Her preparation for a pro career included a six-year apprenticeship in Super Comp and Top Alcohol dragsters followed by private tutoring in sister Ashley Force Hood’s informal “Funny Car 101" class and a full season of testing.
Nevertheless, there never was a question in her mind that she eventually would be in her present this position.
“I grew up knowing I wanted to be a race car driver,” she said. “I just knew that’s what I wanted to do. I always loved traveling to the races to watch my dad. We have pictures of me at the races in the winner’s circle with a pacifier in my mouth.
“I’d draw pictures when I was a little girl of my dad, Don Prudhomme and their race cars,” she said. “I’d draw them with all the sponsors’ logos and make them look as real as possible. I’d always draw myself in the other lane racing my dad.
“It was probably when I was around five (that I knew what I wanted to do),” said the former high school cheerleader. “Ever since kindergarten, my dad would bring his Funny Car and trailer to my school and all the kids in my class would sit in his Castrol Funny Car and see what it was like. I knew I wanted to be just like my dad.”
Obviously, she is on her way.
“I was somewhat of a tomboy when I was young and my best friend was a guy who was always taking things apart and putting them back together,” Courtney said. “I hung around with him a lot because I thought that was really interesting. I actually wanted to race Jr. Dragsters, but my mom said she didn’t want me racing at the expense of paying attention to school.
“I grew up going out to the racetrack whenever I could,” she said. “I would help dad get into his driving suit and gloves and that helped me to learn what drag racing was all about.”
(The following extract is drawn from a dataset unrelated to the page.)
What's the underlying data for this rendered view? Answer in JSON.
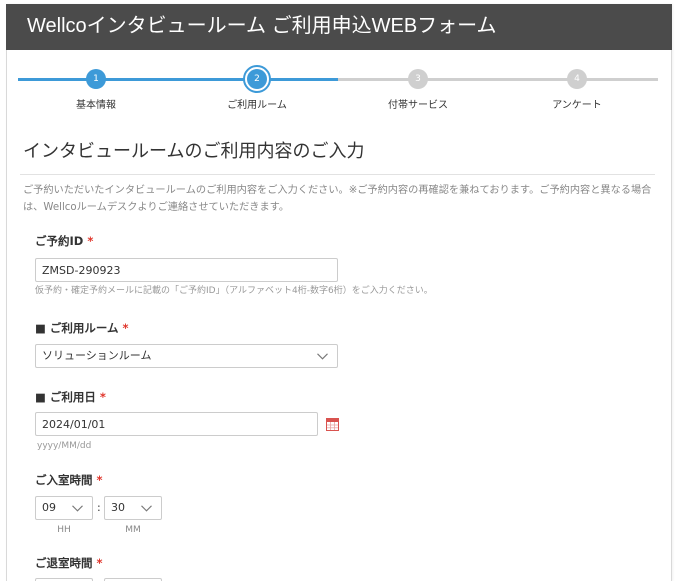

Her racing aspirations began to fast track when she attended Frank Hawley’s Drag Racing School.
“What was funny is that I was driving 160 mile-per-hour Super Comp Dragsters, but back home my folks wouldn’t let me drive on the freeway,” she laughed.
Like Ashley, who first leapt to prominence outside the race car when she won AOL Sports’ inaugural “World’s Hottest Athlete” contest (2007), Courtney similarly sped into the spotlight after being named “Top Agent” in the Fiesta Movement, a 2010 Ford marketing program in which 100 “agents” drove Ford Fiestas and then shared their experiences on various national social media platforms.
On the track, she also mimicked her sister’s success by driving one of veteran Jerry Darien’s race cars to a Top Alcohol Dragster victory in 2009 at Seattle, Wash., the site, ironically, of her first pro win, as well.
The similarities between her career path and her sister’s are obvious, right down to top rookie status.
“I grew up watching my dad race and knew that I wanted to be out there driving a Funny Car with him. Then, seeing Ashley go into the ranks was inspiring and I couldn't wait to join them?”
Courtney was one of the stars of Driving Force, the real-life TV series that tracked Ashley’s development as a Funny Car driver and aired for two seasons on A&E Network.
“My first full pass in a fuel Funny Car was the best feeling ever,” Courtney enthused. “I knew at that point that I could do it. I felt the accomplishment of getting past the finish line. It didn’t matter what my reaction time was or my elapsed time or speed. I got to the other end and I knew, ‘I can build on that.’
“It’s been a little overwhelming,” she said of all the fan and media attention that began even before her debut. “I’m just excited to finally be able to race a Funny Car. I always dreamed of going 300 miles per hour and it’s just awesome to finally be out here racing.”
Like her dad, she has no interest in trying to master oval track or road racing.
“One cylinder on the BOSS 500 in my Traxxas Mustang equals the power in a whole NASCAR engine,” she said. “The fact that I’m racing one of the fastest cars on the planet is something I wouldn’t want to trade for another series.
“I don’t want to miss out on the power of these 8,000-horsepower race cars. They go straight, but don’t be fooled. Sometimes they do turn and my dad says that’s when you learn to drive.”